HOPKINSON: What are some of your favorite lit mags/journals?
FRAME: Soooo many! My absolute favorite is The Shallow Ends. The work Eloisa Amezcua is putting out each week is always amazing and The Shallow Ends has become an integral part of my week (looking forward to Thursday, returning to the archives after sitting with the week’s poem, etc). I also adore Foundry, Tinderbox, The Boiler, The Shade Journal, and Up The Staircase Quarterly, to name a few. These are some of the places I look up to and that I strive to make Glass as good as.
HOPKINSON: Where can folks send submissions?
FRAME: All submissions should be emailed, either as a .doc(x) or .pdf file, to email@example.com. Full guidelines can be found here: http://www.glass-poetry.com/submissions.html
FRAME: Just shoot me an email 🙂 firstname.lastname@example.org
DEADLINE: March 31, 2018, midnight EST
SUBMISSION FEE: None
PAYMENT: Authors whose chapbooks are chosen for publication receive fifteen complimentary copies and may purchase additional copies at a discounted price.
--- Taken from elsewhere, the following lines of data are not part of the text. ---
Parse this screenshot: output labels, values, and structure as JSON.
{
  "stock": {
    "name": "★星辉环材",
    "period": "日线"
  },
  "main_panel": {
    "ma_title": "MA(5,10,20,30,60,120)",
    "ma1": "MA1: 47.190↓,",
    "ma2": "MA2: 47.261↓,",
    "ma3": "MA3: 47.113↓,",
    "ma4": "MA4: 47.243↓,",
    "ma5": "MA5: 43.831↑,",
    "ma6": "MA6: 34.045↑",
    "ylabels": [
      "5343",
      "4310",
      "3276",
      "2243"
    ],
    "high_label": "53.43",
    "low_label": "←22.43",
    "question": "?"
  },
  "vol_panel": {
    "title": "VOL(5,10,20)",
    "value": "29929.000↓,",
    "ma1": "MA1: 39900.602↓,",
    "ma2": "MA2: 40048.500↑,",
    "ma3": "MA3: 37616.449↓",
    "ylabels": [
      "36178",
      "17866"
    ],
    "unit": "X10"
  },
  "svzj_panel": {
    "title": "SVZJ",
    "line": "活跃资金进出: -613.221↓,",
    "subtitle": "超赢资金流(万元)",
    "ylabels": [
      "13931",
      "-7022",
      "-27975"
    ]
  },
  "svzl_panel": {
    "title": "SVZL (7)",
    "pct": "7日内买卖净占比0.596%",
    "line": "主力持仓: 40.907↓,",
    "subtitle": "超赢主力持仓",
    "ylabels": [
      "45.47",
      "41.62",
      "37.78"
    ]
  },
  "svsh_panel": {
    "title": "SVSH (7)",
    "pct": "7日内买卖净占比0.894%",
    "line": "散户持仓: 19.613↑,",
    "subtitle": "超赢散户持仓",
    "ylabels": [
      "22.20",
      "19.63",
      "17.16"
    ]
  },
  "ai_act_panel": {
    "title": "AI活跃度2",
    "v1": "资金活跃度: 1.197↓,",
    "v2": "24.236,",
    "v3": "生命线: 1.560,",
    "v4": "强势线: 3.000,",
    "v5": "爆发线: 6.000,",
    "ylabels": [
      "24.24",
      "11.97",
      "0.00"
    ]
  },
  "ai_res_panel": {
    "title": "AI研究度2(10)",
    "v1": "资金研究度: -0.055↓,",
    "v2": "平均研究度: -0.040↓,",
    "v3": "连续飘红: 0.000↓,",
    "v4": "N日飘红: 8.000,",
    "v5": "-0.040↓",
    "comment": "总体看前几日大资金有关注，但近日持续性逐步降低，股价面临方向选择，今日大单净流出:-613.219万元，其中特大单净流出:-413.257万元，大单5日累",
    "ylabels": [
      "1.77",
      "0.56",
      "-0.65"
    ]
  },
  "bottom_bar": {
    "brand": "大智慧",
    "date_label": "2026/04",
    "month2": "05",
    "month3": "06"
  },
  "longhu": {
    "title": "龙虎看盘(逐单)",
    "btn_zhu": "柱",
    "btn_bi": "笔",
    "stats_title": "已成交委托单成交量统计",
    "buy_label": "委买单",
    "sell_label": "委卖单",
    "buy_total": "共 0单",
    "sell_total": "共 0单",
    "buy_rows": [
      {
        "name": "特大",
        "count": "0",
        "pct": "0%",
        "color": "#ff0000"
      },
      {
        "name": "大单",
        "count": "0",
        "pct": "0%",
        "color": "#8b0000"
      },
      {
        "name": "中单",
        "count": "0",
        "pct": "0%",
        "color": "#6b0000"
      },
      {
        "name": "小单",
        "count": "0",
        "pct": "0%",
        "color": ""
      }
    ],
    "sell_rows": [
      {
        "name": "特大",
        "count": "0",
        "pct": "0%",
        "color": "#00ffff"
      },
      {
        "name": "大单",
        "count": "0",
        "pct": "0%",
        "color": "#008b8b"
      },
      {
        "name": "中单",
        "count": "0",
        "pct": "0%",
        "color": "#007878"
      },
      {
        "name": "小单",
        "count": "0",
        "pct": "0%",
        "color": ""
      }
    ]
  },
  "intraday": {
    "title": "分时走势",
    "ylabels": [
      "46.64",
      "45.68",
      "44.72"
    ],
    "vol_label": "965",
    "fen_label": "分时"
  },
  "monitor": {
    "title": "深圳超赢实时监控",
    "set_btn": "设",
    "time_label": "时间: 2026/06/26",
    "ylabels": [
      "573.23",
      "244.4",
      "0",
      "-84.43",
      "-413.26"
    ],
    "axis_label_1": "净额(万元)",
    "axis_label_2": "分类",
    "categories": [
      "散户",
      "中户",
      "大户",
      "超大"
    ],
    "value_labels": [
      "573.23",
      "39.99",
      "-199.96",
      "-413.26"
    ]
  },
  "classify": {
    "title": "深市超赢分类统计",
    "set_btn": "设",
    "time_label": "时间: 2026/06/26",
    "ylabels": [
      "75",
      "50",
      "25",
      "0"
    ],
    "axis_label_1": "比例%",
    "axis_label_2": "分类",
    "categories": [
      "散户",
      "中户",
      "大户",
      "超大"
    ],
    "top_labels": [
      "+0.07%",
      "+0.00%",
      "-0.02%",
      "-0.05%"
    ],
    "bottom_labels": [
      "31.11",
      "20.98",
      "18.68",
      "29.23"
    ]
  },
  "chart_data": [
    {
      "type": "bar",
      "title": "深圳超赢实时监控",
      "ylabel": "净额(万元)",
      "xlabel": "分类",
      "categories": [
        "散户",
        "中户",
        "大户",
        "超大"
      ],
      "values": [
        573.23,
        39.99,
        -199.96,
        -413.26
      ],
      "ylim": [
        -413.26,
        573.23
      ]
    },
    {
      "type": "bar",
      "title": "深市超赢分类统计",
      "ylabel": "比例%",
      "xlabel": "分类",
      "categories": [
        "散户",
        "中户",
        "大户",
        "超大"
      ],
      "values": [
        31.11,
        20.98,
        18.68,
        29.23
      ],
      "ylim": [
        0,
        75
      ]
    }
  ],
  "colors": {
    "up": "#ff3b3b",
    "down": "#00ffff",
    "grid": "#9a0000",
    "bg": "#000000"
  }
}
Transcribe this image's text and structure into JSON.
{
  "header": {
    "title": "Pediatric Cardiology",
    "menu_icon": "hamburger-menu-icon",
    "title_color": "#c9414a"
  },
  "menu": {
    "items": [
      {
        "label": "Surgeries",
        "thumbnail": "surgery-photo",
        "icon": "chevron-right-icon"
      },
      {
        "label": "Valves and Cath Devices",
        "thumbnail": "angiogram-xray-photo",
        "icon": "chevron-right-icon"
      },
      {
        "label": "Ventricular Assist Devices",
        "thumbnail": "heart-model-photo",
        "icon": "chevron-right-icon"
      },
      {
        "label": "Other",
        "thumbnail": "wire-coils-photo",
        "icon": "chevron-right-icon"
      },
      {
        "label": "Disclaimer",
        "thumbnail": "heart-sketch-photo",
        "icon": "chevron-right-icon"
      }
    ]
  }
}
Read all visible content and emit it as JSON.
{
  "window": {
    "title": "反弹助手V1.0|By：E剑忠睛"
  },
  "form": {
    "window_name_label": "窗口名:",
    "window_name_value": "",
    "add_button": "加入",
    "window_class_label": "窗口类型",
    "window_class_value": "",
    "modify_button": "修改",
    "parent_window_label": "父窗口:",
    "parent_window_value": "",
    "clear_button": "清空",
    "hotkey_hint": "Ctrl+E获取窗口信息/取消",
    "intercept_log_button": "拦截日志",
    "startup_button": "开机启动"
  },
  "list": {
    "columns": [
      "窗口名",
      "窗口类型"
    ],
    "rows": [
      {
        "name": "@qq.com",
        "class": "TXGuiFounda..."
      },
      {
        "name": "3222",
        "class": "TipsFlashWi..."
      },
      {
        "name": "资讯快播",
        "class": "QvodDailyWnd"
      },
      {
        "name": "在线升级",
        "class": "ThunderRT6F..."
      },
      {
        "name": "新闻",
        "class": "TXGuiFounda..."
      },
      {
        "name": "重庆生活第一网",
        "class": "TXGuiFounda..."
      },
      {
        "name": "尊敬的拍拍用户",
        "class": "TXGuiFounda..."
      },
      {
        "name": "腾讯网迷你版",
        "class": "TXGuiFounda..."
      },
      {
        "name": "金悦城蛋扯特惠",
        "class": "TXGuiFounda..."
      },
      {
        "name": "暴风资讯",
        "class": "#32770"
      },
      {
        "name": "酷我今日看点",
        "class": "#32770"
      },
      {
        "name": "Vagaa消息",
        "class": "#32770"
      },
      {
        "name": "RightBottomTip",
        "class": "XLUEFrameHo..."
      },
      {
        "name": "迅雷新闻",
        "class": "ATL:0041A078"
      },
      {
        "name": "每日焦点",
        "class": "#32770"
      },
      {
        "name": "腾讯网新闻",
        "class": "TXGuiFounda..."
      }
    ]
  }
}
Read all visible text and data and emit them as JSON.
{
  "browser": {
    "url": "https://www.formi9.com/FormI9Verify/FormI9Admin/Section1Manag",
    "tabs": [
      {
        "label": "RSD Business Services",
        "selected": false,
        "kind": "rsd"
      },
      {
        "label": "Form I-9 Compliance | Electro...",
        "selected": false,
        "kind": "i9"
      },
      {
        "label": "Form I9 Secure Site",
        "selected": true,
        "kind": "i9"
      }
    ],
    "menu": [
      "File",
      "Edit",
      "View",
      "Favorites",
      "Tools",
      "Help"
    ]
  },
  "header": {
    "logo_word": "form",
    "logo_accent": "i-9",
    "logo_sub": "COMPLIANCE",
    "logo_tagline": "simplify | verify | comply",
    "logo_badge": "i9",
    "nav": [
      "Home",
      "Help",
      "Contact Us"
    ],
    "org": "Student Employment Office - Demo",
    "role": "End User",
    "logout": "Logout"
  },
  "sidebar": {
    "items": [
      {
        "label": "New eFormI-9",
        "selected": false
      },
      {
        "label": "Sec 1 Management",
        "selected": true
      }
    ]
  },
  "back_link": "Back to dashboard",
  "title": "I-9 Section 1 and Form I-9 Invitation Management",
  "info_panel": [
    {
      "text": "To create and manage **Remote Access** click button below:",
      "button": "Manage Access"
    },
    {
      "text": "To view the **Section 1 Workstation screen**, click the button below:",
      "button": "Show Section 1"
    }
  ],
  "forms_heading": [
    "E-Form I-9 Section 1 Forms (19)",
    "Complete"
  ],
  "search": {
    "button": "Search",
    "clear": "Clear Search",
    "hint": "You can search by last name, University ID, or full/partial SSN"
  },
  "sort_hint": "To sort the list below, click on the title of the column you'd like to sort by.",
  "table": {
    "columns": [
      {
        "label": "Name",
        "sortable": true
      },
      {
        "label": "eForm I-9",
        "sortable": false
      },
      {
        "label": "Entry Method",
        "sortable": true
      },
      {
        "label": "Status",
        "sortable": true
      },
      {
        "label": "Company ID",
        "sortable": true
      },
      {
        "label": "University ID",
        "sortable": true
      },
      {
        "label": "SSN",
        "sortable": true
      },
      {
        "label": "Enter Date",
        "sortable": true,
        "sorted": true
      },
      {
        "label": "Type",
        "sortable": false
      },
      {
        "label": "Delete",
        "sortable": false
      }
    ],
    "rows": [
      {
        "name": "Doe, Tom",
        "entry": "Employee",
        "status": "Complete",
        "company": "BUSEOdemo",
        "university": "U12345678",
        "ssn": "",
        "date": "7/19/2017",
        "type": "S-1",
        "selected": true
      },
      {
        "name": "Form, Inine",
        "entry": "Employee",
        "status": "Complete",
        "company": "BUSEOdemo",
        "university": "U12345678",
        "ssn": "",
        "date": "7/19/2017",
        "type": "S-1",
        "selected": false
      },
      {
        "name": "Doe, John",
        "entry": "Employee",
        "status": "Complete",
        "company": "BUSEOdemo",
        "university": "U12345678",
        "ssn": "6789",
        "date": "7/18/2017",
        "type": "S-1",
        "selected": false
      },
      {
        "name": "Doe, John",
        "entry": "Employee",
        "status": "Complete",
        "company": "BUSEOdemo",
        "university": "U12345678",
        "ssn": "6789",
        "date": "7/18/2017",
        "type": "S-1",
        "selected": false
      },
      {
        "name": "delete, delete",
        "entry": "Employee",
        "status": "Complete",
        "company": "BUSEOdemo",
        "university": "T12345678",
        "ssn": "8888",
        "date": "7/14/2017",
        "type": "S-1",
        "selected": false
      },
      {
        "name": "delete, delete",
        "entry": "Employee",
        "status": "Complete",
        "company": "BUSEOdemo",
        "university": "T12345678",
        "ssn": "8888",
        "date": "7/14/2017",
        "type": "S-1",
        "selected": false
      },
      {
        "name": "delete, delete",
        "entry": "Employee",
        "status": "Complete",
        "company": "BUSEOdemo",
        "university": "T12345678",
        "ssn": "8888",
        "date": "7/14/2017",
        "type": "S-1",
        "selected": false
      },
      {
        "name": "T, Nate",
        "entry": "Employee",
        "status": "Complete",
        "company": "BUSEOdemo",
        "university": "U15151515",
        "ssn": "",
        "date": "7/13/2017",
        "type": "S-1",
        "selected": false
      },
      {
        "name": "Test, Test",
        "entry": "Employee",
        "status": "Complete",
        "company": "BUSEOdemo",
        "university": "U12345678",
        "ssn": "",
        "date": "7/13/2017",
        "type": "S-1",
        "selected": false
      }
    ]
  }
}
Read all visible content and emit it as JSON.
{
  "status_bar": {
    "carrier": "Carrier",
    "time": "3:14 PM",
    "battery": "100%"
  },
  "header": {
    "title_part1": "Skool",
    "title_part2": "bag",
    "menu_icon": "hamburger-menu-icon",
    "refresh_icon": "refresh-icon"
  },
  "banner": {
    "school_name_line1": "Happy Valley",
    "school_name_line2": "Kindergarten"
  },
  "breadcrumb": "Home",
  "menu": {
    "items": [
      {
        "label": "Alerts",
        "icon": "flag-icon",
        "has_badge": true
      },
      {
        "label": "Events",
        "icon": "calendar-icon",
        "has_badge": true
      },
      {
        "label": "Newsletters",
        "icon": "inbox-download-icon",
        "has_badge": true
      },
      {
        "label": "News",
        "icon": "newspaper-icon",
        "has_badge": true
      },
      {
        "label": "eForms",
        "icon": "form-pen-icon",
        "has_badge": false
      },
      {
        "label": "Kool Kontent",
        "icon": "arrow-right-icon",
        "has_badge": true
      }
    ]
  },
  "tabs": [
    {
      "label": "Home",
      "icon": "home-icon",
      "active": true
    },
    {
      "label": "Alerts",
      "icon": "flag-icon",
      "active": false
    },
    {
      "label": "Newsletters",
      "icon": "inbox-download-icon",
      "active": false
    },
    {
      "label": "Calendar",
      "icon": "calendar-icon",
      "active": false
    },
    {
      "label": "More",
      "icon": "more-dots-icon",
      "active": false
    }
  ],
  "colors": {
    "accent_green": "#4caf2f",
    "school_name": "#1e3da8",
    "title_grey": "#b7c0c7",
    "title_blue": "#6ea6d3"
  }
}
Authors whose chapbooks are chosen for publication will also receive a complimentary copy of the other chapbooks published during their year.
FORMS: Poetry chapbooks between 15 and 25 pages (not including title page, acknowledgements, etc), give or take